▸ Work required
Scan the material below for every line with the string "text", and copy those lines.

▸ Data extracts
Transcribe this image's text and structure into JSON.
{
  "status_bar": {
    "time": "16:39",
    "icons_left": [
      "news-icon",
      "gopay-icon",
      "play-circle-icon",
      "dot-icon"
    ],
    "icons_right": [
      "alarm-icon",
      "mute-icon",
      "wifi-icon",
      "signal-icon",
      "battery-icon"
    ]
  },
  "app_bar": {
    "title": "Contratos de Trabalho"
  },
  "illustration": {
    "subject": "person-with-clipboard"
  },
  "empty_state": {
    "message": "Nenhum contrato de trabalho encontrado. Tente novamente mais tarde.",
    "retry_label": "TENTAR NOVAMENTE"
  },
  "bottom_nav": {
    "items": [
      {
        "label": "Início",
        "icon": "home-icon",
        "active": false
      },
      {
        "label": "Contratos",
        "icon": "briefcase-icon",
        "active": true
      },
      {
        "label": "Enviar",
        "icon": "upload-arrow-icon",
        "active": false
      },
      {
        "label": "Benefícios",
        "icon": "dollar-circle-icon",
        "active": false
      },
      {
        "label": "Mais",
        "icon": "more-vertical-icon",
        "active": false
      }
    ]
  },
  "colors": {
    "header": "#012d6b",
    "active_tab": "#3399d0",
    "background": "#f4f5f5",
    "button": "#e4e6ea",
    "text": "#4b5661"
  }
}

▸ Exercise output
Transcribe this image's text and structure into JSON.
    "text": "#4b5661"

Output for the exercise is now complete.